See National Operational Guidance: Incident Command - Interoperability and intraoperability
Transport related incidents are highly likely to involve a multi-agency response and it is therefore important that the responding fire and rescue service dealing with the incident work closely with other responders and relevant people throughout the incident.
The basic principles of the Joint Emergency Services Interoperability Principles (JESIP) should be embedded in services including the use of the M\ETHANE acronym as a common model for passing information and the use of the joint decision model. The principles of joint working are:
- Jointly understand risk
- Share situational awareness
Establishing effective communications at the scene will be vital in sharing situational awareness and co-ordinating a safe and effective emergency response plan. The availability of fixed communication systems will vary across the transport infrastructures and be dependent on the location of the incident.
The use and compatibility of radio systems and technology is key to effective liaison at incidents. However, fire and rescue service personnel should be aware of the radio traffic demands on the aerodrome incident commander between:
- Aircraft pilots
- Air traffic control (ATC)
- Rescue and firefighting services' appliances and watch room (if staffed)
- Aerodrome ground operation vehicles
- Emergency services rendezvous points (RVPs)
- Aerodrome manager
- Aircraft engineers
The aerodrome emergency plan will contain details of the action to be taken in the case of aerodrome accidents occurring outside of the aerodrome boundaries.
Fire and rescue service incident commanders need to be aware that pressures will be placed on the aerodrome fire manager if resources from the aerodrome rescue and firefighting service (RFFS) are deployed off-site. This is because deployment away from the aerodrome will reduce the site's ability to meet the required rescue and firefighting capability under the terms of the licence. The aerodrome will need to drop its operating category, resulting in flights being cancelled or diverted.
Incidents involving the rail environment are likely to involve all emergency services including the British Transport Police. Other key responders may include Network Rail, train operating company representatives, freight operating company representatives, Rail Accident Investigation Branch, Office of Rail and Road, local authority liaison officers and specialist rail units.
At the scene of operations
Robust communication must be established and maintained to preserve scene safety. Particular consideration must be given to personnel entering tunnel environments, confined spaces or complex building structures inside stations.
Messages to fire and rescue service control, which may be subsequently relayed to the infrastructure manager, require accuracy in formulation and transmission. To assist the infrastructure manager in implementing safe systems of work, carrying out fire and rescue services operations and reducing risk, it is necessary to include relevant details such as:
- Whether people are on or near the railway
- The location of the incident
- The level of control required, and over which infrastructure
- The geographical area over which controls should be applied
- Nature of the fire and rescue service activity being undertaken

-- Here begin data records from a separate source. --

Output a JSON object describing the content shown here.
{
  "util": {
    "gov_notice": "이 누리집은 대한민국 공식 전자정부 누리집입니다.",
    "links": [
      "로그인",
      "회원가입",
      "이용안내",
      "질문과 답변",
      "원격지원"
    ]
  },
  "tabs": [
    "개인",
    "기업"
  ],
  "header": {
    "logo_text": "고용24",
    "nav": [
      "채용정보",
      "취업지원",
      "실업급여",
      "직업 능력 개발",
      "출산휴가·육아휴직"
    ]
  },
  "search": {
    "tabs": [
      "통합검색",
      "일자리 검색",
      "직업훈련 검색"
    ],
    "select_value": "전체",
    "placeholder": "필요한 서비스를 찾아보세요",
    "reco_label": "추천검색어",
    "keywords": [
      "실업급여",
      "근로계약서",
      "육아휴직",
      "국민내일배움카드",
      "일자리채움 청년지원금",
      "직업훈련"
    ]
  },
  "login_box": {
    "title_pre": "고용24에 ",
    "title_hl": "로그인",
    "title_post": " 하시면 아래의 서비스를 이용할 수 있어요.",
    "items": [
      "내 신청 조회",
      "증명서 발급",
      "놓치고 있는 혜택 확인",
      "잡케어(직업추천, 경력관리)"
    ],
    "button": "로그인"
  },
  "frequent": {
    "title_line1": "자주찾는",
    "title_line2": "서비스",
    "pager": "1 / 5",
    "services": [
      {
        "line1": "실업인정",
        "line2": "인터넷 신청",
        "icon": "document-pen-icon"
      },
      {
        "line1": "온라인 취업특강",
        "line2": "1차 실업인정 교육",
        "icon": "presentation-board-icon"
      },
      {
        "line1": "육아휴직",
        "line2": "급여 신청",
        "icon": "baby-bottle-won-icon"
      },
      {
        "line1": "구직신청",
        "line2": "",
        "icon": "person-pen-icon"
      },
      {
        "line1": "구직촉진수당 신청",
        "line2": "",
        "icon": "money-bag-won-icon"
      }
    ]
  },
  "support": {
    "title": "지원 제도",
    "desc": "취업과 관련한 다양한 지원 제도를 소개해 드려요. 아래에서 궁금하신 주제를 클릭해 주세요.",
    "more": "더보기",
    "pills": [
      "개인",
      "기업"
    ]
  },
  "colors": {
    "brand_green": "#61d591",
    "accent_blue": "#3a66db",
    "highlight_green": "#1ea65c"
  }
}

Rail systems usually have a comprehensive telephone network enabling communications between control offices, stations, depots, most level crossings and signal boxes via trackside telephones. These can provide additional communication routes, however, it will be necessary to ensure adequate training is undertaken to ensure understanding of appropriate usage. Therefore, fire and rescue service operations should, whenever possible, communicate with infrastructure managers via the fire control room and arrangements for the methods of effective communication should be identified in preplanning.